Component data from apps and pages
******************************

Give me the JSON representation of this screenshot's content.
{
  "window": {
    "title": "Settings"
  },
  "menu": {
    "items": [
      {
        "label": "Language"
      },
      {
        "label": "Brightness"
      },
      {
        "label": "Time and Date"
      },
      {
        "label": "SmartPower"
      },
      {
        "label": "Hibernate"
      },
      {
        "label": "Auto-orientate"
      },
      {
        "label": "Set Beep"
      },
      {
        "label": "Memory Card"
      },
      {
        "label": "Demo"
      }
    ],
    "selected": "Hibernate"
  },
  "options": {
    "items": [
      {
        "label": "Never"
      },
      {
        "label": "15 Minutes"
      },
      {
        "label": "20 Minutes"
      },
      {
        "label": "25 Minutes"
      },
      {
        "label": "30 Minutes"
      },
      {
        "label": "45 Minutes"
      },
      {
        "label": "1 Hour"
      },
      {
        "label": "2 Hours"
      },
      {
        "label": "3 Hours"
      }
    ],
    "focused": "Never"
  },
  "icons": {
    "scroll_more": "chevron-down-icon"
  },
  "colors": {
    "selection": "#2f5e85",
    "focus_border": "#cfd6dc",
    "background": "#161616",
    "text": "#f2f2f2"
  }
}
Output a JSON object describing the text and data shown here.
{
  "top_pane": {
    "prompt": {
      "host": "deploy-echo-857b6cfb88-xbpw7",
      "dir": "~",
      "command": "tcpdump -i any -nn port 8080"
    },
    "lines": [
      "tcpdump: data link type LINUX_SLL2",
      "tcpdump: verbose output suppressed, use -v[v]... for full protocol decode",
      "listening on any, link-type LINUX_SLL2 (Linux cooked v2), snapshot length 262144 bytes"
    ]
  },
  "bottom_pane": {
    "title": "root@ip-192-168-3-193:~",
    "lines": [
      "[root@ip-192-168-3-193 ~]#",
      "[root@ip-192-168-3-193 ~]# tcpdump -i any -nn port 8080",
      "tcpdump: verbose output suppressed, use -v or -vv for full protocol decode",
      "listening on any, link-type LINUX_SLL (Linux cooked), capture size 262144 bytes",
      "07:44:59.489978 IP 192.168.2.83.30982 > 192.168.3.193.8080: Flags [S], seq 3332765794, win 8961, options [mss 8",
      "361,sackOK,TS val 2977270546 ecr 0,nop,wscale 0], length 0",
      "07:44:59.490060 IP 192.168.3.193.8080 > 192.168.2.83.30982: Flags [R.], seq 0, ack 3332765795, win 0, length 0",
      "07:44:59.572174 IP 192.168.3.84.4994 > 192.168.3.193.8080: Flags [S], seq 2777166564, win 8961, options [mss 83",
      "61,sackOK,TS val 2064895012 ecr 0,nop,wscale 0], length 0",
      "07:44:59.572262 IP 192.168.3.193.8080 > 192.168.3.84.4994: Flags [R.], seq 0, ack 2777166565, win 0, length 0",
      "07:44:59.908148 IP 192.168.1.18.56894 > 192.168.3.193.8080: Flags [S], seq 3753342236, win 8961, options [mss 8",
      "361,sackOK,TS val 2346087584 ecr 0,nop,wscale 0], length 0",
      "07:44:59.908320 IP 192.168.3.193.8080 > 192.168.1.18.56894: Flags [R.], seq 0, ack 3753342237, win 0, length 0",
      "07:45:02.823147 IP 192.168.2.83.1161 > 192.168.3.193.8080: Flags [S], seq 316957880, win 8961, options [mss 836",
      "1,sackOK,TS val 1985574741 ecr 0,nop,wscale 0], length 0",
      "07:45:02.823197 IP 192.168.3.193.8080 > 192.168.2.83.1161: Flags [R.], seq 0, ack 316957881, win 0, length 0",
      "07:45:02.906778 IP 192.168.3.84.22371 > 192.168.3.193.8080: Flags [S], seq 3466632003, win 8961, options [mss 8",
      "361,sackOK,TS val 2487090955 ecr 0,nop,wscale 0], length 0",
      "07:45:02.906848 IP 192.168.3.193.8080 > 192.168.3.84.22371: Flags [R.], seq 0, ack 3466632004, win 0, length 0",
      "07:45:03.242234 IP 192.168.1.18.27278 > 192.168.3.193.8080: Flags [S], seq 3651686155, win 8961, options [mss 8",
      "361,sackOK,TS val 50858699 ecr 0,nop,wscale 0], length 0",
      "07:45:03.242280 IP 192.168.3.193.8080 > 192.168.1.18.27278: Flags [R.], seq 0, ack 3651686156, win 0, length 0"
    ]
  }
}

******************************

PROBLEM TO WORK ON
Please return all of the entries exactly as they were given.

ANSWER BELOW
Give me the JSON representation of this screenshot's content.
{
  "window": {
    "title": "Settings"
  },
  "menu": {
    "items": [
      {
        "label": "Language"
      },
      {
        "label": "Brightness"
      },
      {
        "label": "Time and Date"
      },
      {
        "label": "SmartPower"
      },
      {
        "label": "Hibernate"
      },
      {
        "label": "Auto-orientate"
      },
      {
        "label": "Set Beep"
      },
      {
        "label": "Memory Card"
      },
      {
        "label": "Demo"
      }
    ],
    "selected": "Hibernate"
  },
  "options": {
    "items": [
      {
        "label": "Never"
      },
      {
        "label": "15 Minutes"
      },
      {
        "label": "20 Minutes"
      },
      {
        "label": "25 Minutes"
      },
      {
        "label": "30 Minutes"
      },
      {
        "label": "45 Minutes"
      },
      {
        "label": "1 Hour"
      },
      {
        "label": "2 Hours"
      },
      {
        "label": "3 Hours"
      }
    ],
    "focused": "Never"
  },
  "icons": {
    "scroll_more": "chevron-down-icon"
  },
  "colors": {
    "selection": "#2f5e85",
    "focus_border": "#cfd6dc",
    "background": "#161616",
    "text": "#f2f2f2"
  }
}
Output a JSON object describing the text and data shown here.
{
  "top_pane": {
    "prompt": {
      "host": "deploy-echo-857b6cfb88-xbpw7",
      "dir": "~",
      "command": "tcpdump -i any -nn port 8080"
    },
    "lines": [
      "tcpdump: data link type LINUX_SLL2",
      "tcpdump: verbose output suppressed, use -v[v]... for full protocol decode",
      "listening on any, link-type LINUX_SLL2 (Linux cooked v2), snapshot length 262144 bytes"
    ]
  },
  "bottom_pane": {
    "title": "root@ip-192-168-3-193:~",
    "lines": [
      "[root@ip-192-168-3-193 ~]#",
      "[root@ip-192-168-3-193 ~]# tcpdump -i any -nn port 8080",
      "tcpdump: verbose output suppressed, use -v or -vv for full protocol decode",
      "listening on any, link-type LINUX_SLL (Linux cooked), capture size 262144 bytes",
      "07:44:59.489978 IP 192.168.2.83.30982 > 192.168.3.193.8080: Flags [S], seq 3332765794, win 8961, options [mss 8",
      "361,sackOK,TS val 2977270546 ecr 0,nop,wscale 0], length 0",
      "07:44:59.490060 IP 192.168.3.193.8080 > 192.168.2.83.30982: Flags [R.], seq 0, ack 3332765795, win 0, length 0",
      "07:44:59.572174 IP 192.168.3.84.4994 > 192.168.3.193.8080: Flags [S], seq 2777166564, win 8961, options [mss 83",
      "61,sackOK,TS val 2064895012 ecr 0,nop,wscale 0], length 0",
      "07:44:59.572262 IP 192.168.3.193.8080 > 192.168.3.84.4994: Flags [R.], seq 0, ack 2777166565, win 0, length 0",
      "07:44:59.908148 IP 192.168.1.18.56894 > 192.168.3.193.8080: Flags [S], seq 3753342236, win 8961, options [mss 8",
      "361,sackOK,TS val 2346087584 ecr 0,nop,wscale 0], length 0",
      "07:44:59.908320 IP 192.168.3.193.8080 > 192.168.1.18.56894: Flags [R.], seq 0, ack 3753342237, win 0, length 0",
      "07:45:02.823147 IP 192.168.2.83.1161 > 192.168.3.193.8080: Flags [S], seq 316957880, win 8961, options [mss 836",
      "1,sackOK,TS val 1985574741 ecr 0,nop,wscale 0], length 0",
      "07:45:02.823197 IP 192.168.3.193.8080 > 192.168.2.83.1161: Flags [R.], seq 0, ack 316957881, win 0, length 0",
      "07:45:02.906778 IP 192.168.3.84.22371 > 192.168.3.193.8080: Flags [S], seq 3466632003, win 8961, options [mss 8",
      "361,sackOK,TS val 2487090955 ecr 0,nop,wscale 0], length 0",
      "07:45:02.906848 IP 192.168.3.193.8080 > 192.168.3.84.22371: Flags [R.], seq 0, ack 3466632004, win 0, length 0",
      "07:45:03.242234 IP 192.168.1.18.27278 > 192.168.3.193.8080: Flags [S], seq 3651686155, win 8961, options [mss 8",
      "361,sackOK,TS val 50858699 ecr 0,nop,wscale 0], length 0",
      "07:45:03.242280 IP 192.168.3.193.8080 > 192.168.1.18.27278: Flags [R.], seq 0, ack 3651686156, win 0, length 0"
    ]
  }
}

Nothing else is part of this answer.